To do: Lines containing the word "JSON" are the ones to copy from the records below.

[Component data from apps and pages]
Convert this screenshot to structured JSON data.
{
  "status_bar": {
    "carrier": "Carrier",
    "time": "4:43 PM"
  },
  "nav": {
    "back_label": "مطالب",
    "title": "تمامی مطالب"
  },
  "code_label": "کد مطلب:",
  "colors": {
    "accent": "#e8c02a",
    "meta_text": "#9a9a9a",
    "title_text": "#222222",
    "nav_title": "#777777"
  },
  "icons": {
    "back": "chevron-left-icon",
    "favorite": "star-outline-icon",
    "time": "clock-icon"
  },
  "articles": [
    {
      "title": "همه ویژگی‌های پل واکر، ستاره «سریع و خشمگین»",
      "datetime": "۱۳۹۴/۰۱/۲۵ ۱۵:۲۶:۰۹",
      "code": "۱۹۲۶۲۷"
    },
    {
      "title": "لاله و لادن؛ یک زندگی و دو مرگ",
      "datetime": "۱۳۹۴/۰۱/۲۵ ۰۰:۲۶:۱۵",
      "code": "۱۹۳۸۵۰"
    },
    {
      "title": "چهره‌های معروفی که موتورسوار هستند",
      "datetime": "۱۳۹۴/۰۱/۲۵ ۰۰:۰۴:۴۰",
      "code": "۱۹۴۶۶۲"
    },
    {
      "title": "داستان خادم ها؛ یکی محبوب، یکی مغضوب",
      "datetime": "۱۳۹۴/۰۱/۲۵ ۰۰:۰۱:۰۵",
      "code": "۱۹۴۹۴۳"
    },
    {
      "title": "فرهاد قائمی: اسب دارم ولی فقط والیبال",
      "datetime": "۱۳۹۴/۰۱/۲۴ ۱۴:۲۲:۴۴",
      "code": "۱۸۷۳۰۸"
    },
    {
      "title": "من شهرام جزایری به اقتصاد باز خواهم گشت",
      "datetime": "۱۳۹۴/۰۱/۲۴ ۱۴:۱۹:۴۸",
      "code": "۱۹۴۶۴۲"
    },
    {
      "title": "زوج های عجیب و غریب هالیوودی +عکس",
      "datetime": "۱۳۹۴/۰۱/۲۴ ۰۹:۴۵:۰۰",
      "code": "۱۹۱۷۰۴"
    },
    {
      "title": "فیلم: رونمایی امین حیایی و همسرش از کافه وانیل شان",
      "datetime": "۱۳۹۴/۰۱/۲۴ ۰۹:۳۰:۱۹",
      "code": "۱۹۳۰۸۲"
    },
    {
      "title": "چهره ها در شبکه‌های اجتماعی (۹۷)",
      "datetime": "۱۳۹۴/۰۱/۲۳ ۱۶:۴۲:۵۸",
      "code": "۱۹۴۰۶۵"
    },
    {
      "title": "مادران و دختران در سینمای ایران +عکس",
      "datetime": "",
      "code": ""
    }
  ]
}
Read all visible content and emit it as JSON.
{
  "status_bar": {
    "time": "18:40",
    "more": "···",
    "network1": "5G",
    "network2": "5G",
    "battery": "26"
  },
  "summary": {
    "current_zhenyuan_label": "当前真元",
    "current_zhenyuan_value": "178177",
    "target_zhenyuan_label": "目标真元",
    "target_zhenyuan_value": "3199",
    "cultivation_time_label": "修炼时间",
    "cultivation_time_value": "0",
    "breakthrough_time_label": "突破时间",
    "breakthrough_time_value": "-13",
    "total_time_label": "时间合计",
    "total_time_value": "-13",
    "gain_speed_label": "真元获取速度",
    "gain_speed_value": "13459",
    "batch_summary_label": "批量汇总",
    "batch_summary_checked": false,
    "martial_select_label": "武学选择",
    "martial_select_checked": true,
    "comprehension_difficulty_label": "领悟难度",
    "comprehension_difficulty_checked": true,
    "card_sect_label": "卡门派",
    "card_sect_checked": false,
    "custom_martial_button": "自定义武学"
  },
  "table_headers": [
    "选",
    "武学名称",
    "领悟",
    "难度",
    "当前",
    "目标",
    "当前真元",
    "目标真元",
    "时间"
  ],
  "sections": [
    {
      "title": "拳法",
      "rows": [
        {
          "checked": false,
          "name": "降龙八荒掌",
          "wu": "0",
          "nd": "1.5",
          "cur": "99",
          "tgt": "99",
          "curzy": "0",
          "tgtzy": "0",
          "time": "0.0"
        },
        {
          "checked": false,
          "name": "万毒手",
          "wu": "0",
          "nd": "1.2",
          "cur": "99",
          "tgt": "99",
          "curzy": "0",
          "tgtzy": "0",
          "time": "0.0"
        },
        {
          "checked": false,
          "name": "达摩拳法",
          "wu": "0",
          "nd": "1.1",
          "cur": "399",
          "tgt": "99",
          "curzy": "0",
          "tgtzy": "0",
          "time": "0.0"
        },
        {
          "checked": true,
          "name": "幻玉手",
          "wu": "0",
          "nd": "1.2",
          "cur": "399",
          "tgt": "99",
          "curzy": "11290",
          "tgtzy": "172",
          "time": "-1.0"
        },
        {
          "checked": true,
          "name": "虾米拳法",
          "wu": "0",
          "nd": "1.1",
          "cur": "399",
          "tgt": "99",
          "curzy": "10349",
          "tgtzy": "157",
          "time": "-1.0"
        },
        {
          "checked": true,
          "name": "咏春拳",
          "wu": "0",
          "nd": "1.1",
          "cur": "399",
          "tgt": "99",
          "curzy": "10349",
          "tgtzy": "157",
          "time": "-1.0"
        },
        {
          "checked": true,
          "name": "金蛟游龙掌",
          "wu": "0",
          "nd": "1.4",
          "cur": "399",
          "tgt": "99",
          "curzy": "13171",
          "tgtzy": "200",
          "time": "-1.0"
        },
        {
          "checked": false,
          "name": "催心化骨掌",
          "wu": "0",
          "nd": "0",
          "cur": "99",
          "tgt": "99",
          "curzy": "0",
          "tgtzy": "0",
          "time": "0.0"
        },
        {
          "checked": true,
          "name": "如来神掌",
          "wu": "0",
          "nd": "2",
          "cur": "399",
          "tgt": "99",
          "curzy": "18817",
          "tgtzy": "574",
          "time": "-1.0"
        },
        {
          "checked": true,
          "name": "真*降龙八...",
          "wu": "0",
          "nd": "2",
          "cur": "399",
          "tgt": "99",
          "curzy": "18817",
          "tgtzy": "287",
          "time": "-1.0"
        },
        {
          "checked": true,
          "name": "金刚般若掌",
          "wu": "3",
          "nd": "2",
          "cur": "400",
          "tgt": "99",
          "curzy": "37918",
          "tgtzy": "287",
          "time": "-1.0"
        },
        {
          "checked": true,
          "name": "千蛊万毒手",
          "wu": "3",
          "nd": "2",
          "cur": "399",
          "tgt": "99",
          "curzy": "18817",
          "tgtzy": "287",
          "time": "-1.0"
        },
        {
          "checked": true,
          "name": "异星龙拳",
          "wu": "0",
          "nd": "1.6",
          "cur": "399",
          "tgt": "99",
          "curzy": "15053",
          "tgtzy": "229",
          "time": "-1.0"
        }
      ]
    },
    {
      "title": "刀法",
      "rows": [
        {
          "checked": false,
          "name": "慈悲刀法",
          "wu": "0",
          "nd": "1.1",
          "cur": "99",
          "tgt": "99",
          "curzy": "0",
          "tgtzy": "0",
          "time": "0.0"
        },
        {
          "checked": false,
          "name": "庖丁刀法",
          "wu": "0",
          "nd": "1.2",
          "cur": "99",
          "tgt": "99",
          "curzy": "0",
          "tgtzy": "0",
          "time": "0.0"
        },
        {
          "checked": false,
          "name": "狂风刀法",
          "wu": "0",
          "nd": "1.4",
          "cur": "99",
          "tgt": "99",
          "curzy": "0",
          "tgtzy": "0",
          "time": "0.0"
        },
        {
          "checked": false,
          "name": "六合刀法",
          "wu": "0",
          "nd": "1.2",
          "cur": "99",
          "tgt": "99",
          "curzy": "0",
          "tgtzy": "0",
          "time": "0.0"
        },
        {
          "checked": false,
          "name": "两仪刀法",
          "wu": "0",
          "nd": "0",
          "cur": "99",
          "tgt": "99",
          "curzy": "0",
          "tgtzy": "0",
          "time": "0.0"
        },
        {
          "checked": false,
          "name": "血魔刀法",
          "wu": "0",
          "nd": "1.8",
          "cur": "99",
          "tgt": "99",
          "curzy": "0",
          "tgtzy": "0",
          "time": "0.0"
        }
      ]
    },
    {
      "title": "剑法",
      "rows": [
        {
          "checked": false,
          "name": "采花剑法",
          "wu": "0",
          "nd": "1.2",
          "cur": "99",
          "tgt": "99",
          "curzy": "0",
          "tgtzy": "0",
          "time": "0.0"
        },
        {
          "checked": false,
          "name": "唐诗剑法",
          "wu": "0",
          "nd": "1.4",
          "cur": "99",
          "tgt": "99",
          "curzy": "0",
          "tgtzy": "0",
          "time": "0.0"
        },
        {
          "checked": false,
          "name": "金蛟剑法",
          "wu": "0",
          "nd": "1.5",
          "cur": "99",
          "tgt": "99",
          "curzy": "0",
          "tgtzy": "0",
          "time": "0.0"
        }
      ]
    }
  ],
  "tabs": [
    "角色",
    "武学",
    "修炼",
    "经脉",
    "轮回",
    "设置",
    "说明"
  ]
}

Task response:
Convert this screenshot to structured JSON data.
Read all visible content and emit it as JSON.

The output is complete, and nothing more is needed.